* What you should do *
Give the data below again exactly as it stands. Omit the pictures.

* Records for this exercise *

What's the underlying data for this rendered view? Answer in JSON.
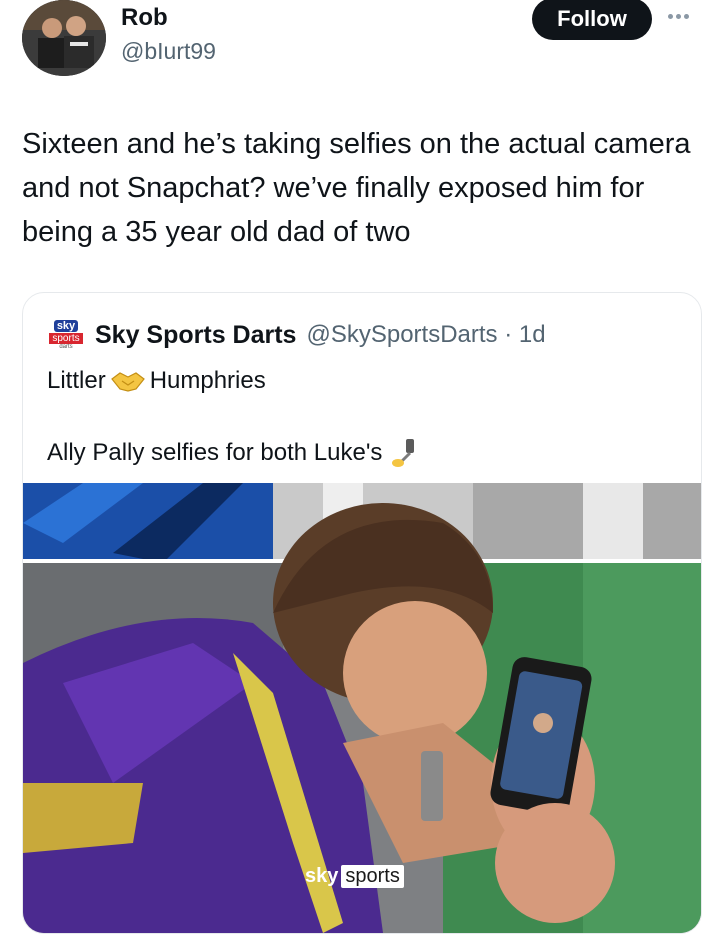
{
  "tweet": {
    "author_name": "Rob",
    "author_handle": "@bIurt99",
    "follow_label": "Follow",
    "text": "Sixteen and he’s taking selfies on the actual camera and not Snapchat? we’ve finally exposed him for being a 35 year old dad of two"
  },
  "quote": {
    "name": "Sky Sports Darts",
    "handle": "@SkySportsDarts · 1d",
    "line1_left": "Littler",
    "line1_right": "Humphries",
    "line2": "Ally Pally selfies for both Luke's",
    "logo": {
      "top": "sky",
      "middle": "sports",
      "bottom": "darts"
    },
    "watermark": {
      "left": "sky",
      "right": "sports"
    }
  },
  "icons": {
    "more": "more-horizontal-icon",
    "handshake": "handshake-emoji-icon",
    "selfie_stick": "selfie-stick-emoji-icon"
  },
  "colors": {
    "text": "#0f1419",
    "secondary": "#536471",
    "follow_bg": "#0f1419",
    "border": "#e6e9ec"
  }
}
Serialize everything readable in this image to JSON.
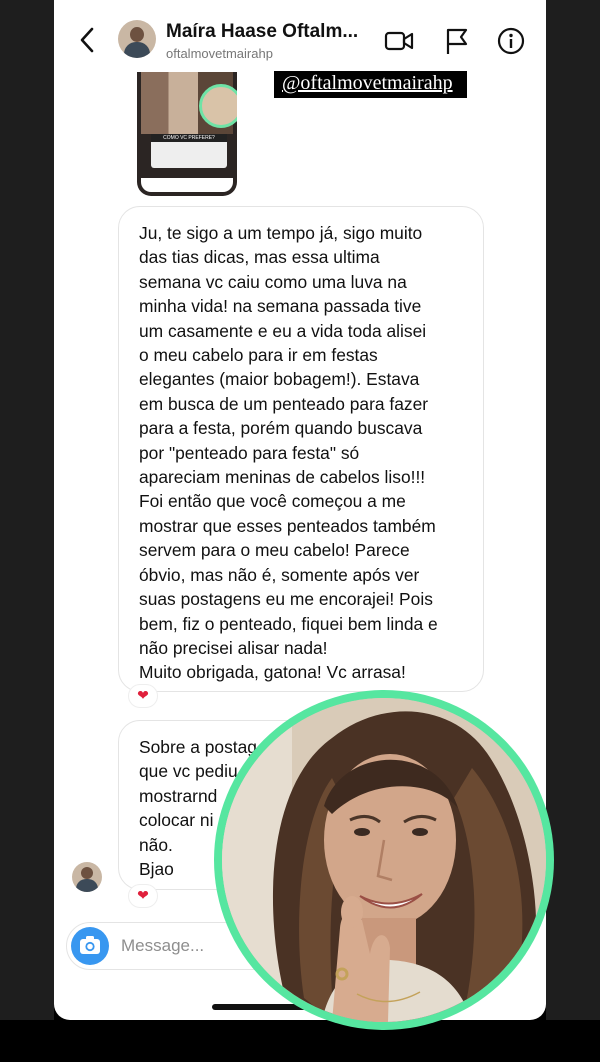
{
  "header": {
    "title": "Maíra Haase Oftalm...",
    "username": "oftalmovetmairahp"
  },
  "shared_post": {
    "thumbnail_caption": "COMO VC PREFERE?",
    "tag": "@oftalmovetmairahp"
  },
  "messages": [
    {
      "text": "Ju, te sigo a um tempo já, sigo muito\ndas tias dicas, mas essa ultima\nsemana vc caiu como uma luva na\nminha vida! na semana passada tive\num casamente  e eu a vida toda alisei\no meu cabelo para ir em festas\nelegantes (maior bobagem!). Estava\nem busca de um penteado para fazer\npara a festa, porém quando buscava\npor \"penteado para festa\" só\napareciam meninas de cabelos liso!!!\nFoi então que você começou a me\nmostrar que esses penteados também\nservem para o meu cabelo! Parece\nóbvio,  mas não é,  somente após ver\nsuas postagens eu me encorajei! Pois\nbem, fiz o penteado, fiquei bem linda e\nnão precisei alisar nada!\nMuito obrigada,  gatona! Vc arrasa!",
      "reaction": "❤"
    },
    {
      "text": "Sobre a postag\nque vc pediu\nmostrarnd\ncolocar ni\nnão.\nBjao",
      "reaction": "❤"
    }
  ],
  "composer": {
    "placeholder": "Message..."
  },
  "icons": [
    "back-chevron-icon",
    "video-call-icon",
    "flag-icon",
    "info-icon",
    "camera-icon",
    "heart-icon"
  ],
  "colors": {
    "camera_button": "#3897f0",
    "video_ring": "#56e6a0",
    "heart": "#e0203c"
  }
}
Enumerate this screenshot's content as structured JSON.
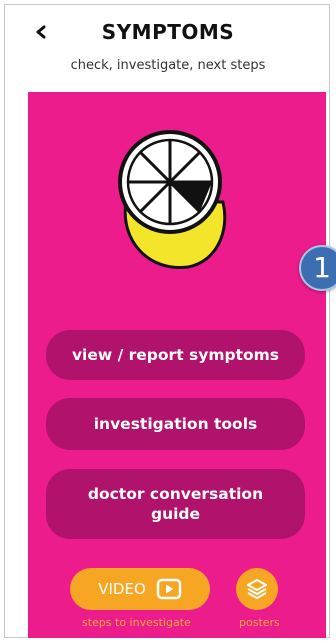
{
  "header": {
    "title": "SYMPTOMS",
    "subtitle": "check, investigate, next steps",
    "back_icon": "back-chevron-icon"
  },
  "step_badge": {
    "label": "1",
    "color": "#3b6fb2"
  },
  "hero": {
    "icon": "lemon-slice-icon"
  },
  "menu": {
    "items": [
      {
        "label": "view / report symptoms"
      },
      {
        "label": "investigation tools"
      },
      {
        "label": "doctor conversation guide"
      }
    ]
  },
  "footer": {
    "video_label": "VIDEO",
    "video_caption": "steps to investigate",
    "posters_caption": "posters",
    "video_icon": "play-icon",
    "posters_icon": "layers-icon"
  },
  "colors": {
    "panel": "#ec1c8d",
    "button": "#b1126b",
    "accent": "#f6a623",
    "lemon": "#f3e52a"
  }
}
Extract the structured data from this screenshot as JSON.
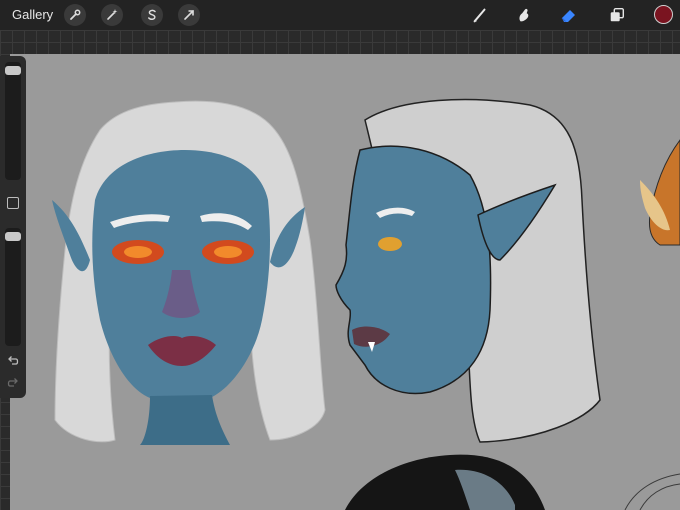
{
  "topbar": {
    "gallery_label": "Gallery",
    "action_icons": [
      "wrench-icon",
      "magic-wand-icon",
      "selection-s-icon",
      "transform-arrow-icon"
    ],
    "tool_icons": [
      "brush-icon",
      "smudge-icon",
      "eraser-icon",
      "layers-icon"
    ],
    "active_tool": "eraser-icon",
    "current_color": "#7a1420",
    "accent": "#3a86ff"
  },
  "sidebar": {
    "brush_size_level": 0.96,
    "opacity_level": 0.96,
    "icons": [
      "modify-button-icon",
      "undo-icon",
      "redo-icon"
    ]
  },
  "canvas": {
    "background": "#9a9a9a",
    "artwork": [
      "front-view-elf-portrait",
      "profile-view-elf-portrait",
      "partial-elf-portrait-right",
      "dark-hair-portrait-bottom",
      "sketch-bottom-right"
    ]
  }
}
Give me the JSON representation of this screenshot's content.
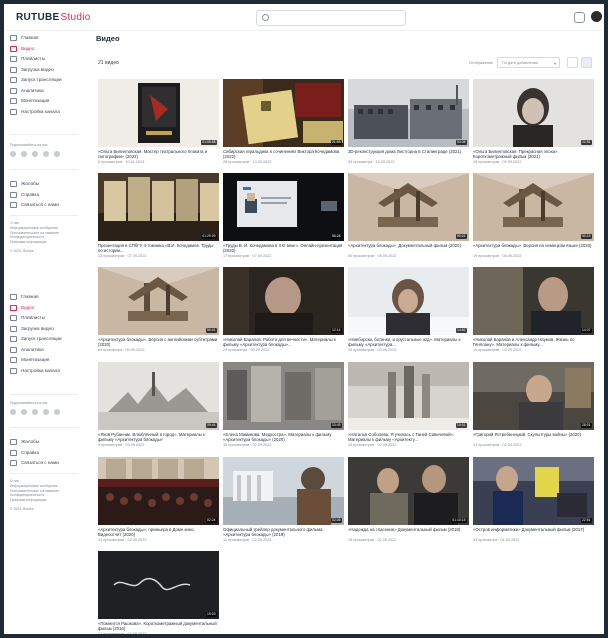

* Reply to the task *
What's the underlying data for this rendered view? Answer in JSON.
{
  "tweet": {
    "author_name": "Rob",
    "author_handle": "@bIurt99",
    "follow_label": "Follow",
    "text": "Sixteen and he’s taking selfies on the actual camera and not Snapchat? we’ve finally exposed him for being a 35 year old dad of two"
  },
  "quote": {
    "name": "Sky Sports Darts",
    "handle": "@SkySportsDarts · 1d",
    "line1_left": "Littler",
    "line1_right": "Humphries",
    "line2": "Ally Pally selfies for both Luke's",
    "logo": {
      "top": "sky",
      "middle": "sports",
      "bottom": "darts"
    },
    "watermark": {
      "left": "sky",
      "right": "sports"
    }
  },
  "icons": {
    "more": "more-horizontal-icon",
    "handshake": "handshake-emoji-icon",
    "selfie_stick": "selfie-stick-emoji-icon"
  },
  "colors": {
    "text": "#0f1419",
    "secondary": "#536471",
    "follow_bg": "#0f1419",
    "border": "#e6e9ec"
  }
}
Serialize everything readable in this image to JSON.
{
  "header": {
    "title": "Maíra Haase Oftalm...",
    "username": "oftalmovetmairahp"
  },
  "shared_post": {
    "thumbnail_caption": "COMO VC PREFERE?",
    "tag": "@oftalmovetmairahp"
  },
  "messages": [
    {
      "text": "Ju, te sigo a um tempo já, sigo muito\ndas tias dicas, mas essa ultima\nsemana vc caiu como uma luva na\nminha vida! na semana passada tive\num casamente  e eu a vida toda alisei\no meu cabelo para ir em festas\nelegantes (maior bobagem!). Estava\nem busca de um penteado para fazer\npara a festa, porém quando buscava\npor \"penteado para festa\" só\napareciam meninas de cabelos liso!!!\nFoi então que você começou a me\nmostrar que esses penteados também\nservem para o meu cabelo! Parece\nóbvio,  mas não é,  somente após ver\nsuas postagens eu me encorajei! Pois\nbem, fiz o penteado, fiquei bem linda e\nnão precisei alisar nada!\nMuito obrigada,  gatona! Vc arrasa!",
      "reaction": "❤"
    },
    {
      "text": "Sobre a postag\nque vc pediu\nmostrarnd\ncolocar ni\nnão.\nBjao",
      "reaction": "❤"
    }
  ],
  "composer": {
    "placeholder": "Message..."
  },
  "icons": [
    "back-chevron-icon",
    "video-call-icon",
    "flag-icon",
    "info-icon",
    "camera-icon",
    "heart-icon"
  ],
  "colors": {
    "camera_button": "#3897f0",
    "video_ring": "#56e6a0",
    "heart": "#e0203c"
  }
}
Enumerate this screenshot's content as structured JSON.
{
  "header": {
    "title": "SYMPTOMS",
    "subtitle": "check, investigate, next steps",
    "back_icon": "back-chevron-icon"
  },
  "step_badge": {
    "label": "1",
    "color": "#3b6fb2"
  },
  "hero": {
    "icon": "lemon-slice-icon"
  },
  "menu": {
    "items": [
      {
        "label": "view / report symptoms"
      },
      {
        "label": "investigation tools"
      },
      {
        "label": "doctor conversation guide"
      }
    ]
  },
  "footer": {
    "video_label": "VIDEO",
    "video_caption": "steps to investigate",
    "posters_caption": "posters",
    "video_icon": "play-icon",
    "posters_icon": "layers-icon"
  },
  "colors": {
    "panel": "#ec1c8d",
    "button": "#b1126b",
    "accent": "#f6a623",
    "lemon": "#f3e52a"
  }
}
Extract the structured data from this screenshot as JSON.
{
  "topbar": {
    "gallery_label": "Gallery",
    "action_icons": [
      "wrench-icon",
      "magic-wand-icon",
      "selection-s-icon",
      "transform-arrow-icon"
    ],
    "tool_icons": [
      "brush-icon",
      "smudge-icon",
      "eraser-icon",
      "layers-icon"
    ],
    "active_tool": "eraser-icon",
    "current_color": "#7a1420",
    "accent": "#3a86ff"
  },
  "sidebar": {
    "brush_size_level": 0.96,
    "opacity_level": 0.96,
    "icons": [
      "modify-button-icon",
      "undo-icon",
      "redo-icon"
    ]
  },
  "canvas": {
    "background": "#9a9a9a",
    "artwork": [
      "front-view-elf-portrait",
      "profile-view-elf-portrait",
      "partial-elf-portrait-right",
      "dark-hair-portrait-bottom",
      "sketch-bottom-right"
    ]
  }
}
Give me the JSON representation of this screenshot's content.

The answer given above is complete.